INPUT =
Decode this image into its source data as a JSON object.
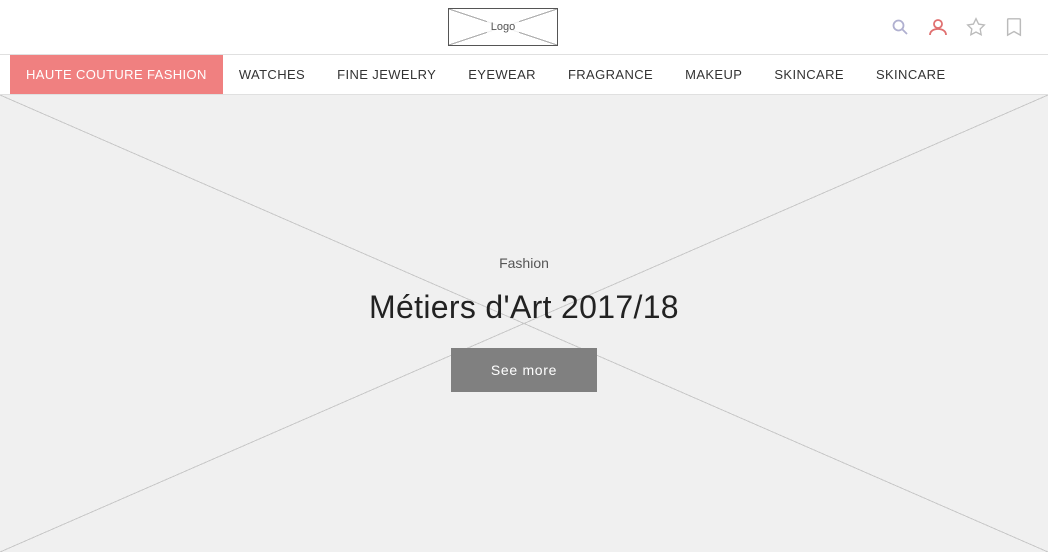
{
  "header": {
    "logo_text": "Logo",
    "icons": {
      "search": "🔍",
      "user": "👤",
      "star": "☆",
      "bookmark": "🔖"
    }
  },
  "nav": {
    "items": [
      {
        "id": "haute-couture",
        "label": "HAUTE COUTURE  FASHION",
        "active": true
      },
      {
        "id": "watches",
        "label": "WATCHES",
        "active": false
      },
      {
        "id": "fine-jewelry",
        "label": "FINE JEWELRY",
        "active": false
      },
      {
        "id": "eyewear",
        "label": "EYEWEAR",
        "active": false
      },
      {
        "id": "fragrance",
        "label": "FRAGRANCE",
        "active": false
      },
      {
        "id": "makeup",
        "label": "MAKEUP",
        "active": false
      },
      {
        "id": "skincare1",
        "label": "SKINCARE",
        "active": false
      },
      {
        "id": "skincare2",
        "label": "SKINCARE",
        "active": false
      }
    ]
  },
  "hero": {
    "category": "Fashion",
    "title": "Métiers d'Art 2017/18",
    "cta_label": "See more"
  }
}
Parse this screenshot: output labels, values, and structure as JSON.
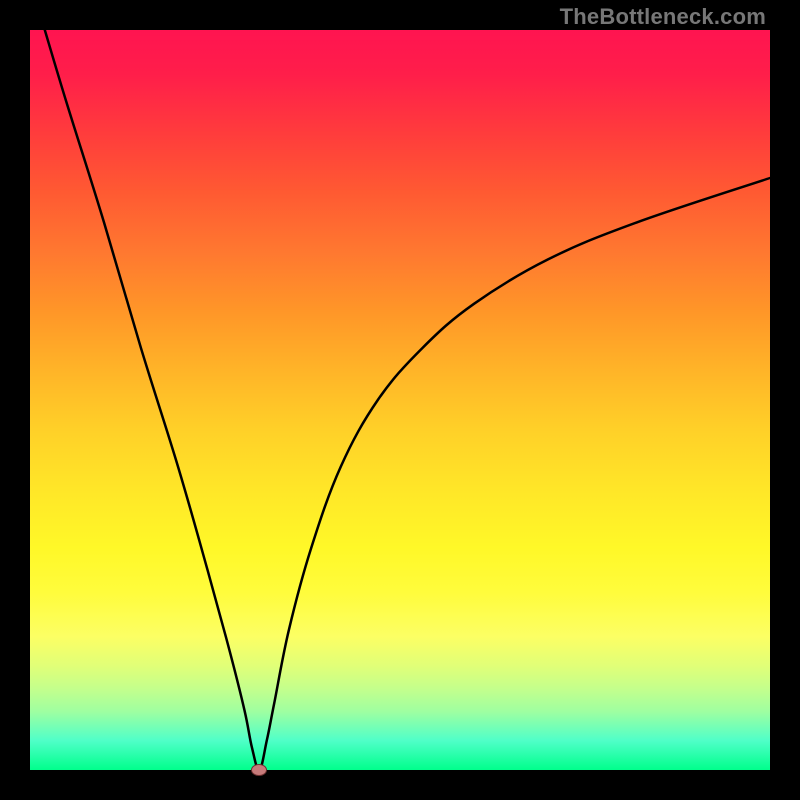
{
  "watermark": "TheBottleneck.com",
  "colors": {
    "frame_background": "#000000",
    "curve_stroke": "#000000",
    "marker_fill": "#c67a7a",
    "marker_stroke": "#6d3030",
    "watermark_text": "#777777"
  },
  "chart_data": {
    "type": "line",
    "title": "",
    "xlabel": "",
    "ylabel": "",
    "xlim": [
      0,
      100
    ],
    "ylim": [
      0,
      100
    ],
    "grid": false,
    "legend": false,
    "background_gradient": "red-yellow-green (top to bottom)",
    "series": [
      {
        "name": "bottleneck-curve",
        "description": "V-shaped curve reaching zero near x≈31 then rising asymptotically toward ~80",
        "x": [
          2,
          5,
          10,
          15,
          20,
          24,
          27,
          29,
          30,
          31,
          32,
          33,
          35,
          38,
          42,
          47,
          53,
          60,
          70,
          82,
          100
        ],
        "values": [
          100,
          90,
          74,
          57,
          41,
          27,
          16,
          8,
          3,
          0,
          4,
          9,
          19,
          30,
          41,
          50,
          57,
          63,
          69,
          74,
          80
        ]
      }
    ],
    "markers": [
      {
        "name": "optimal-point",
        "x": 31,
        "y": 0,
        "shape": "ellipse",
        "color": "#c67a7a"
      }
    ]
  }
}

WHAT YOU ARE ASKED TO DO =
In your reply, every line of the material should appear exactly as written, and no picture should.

RESULT FOR THIS TASK =
Decode this image into its source data as a JSON object.
{
  "header": {
    "logo_text": "Logo",
    "icons": {
      "search": "🔍",
      "user": "👤",
      "star": "☆",
      "bookmark": "🔖"
    }
  },
  "nav": {
    "items": [
      {
        "id": "haute-couture",
        "label": "HAUTE COUTURE  FASHION",
        "active": true
      },
      {
        "id": "watches",
        "label": "WATCHES",
        "active": false
      },
      {
        "id": "fine-jewelry",
        "label": "FINE JEWELRY",
        "active": false
      },
      {
        "id": "eyewear",
        "label": "EYEWEAR",
        "active": false
      },
      {
        "id": "fragrance",
        "label": "FRAGRANCE",
        "active": false
      },
      {
        "id": "makeup",
        "label": "MAKEUP",
        "active": false
      },
      {
        "id": "skincare1",
        "label": "SKINCARE",
        "active": false
      },
      {
        "id": "skincare2",
        "label": "SKINCARE",
        "active": false
      }
    ]
  },
  "hero": {
    "category": "Fashion",
    "title": "Métiers d'Art 2017/18",
    "cta_label": "See more"
  }
}
Parse this screenshot: output labels, values, and structure as JSON.
{
  "watermark": "TheBottleneck.com",
  "colors": {
    "frame_background": "#000000",
    "curve_stroke": "#000000",
    "marker_fill": "#c67a7a",
    "marker_stroke": "#6d3030",
    "watermark_text": "#777777"
  },
  "chart_data": {
    "type": "line",
    "title": "",
    "xlabel": "",
    "ylabel": "",
    "xlim": [
      0,
      100
    ],
    "ylim": [
      0,
      100
    ],
    "grid": false,
    "legend": false,
    "background_gradient": "red-yellow-green (top to bottom)",
    "series": [
      {
        "name": "bottleneck-curve",
        "description": "V-shaped curve reaching zero near x≈31 then rising asymptotically toward ~80",
        "x": [
          2,
          5,
          10,
          15,
          20,
          24,
          27,
          29,
          30,
          31,
          32,
          33,
          35,
          38,
          42,
          47,
          53,
          60,
          70,
          82,
          100
        ],
        "values": [
          100,
          90,
          74,
          57,
          41,
          27,
          16,
          8,
          3,
          0,
          4,
          9,
          19,
          30,
          41,
          50,
          57,
          63,
          69,
          74,
          80
        ]
      }
    ],
    "markers": [
      {
        "name": "optimal-point",
        "x": 31,
        "y": 0,
        "shape": "ellipse",
        "color": "#c67a7a"
      }
    ]
  }
}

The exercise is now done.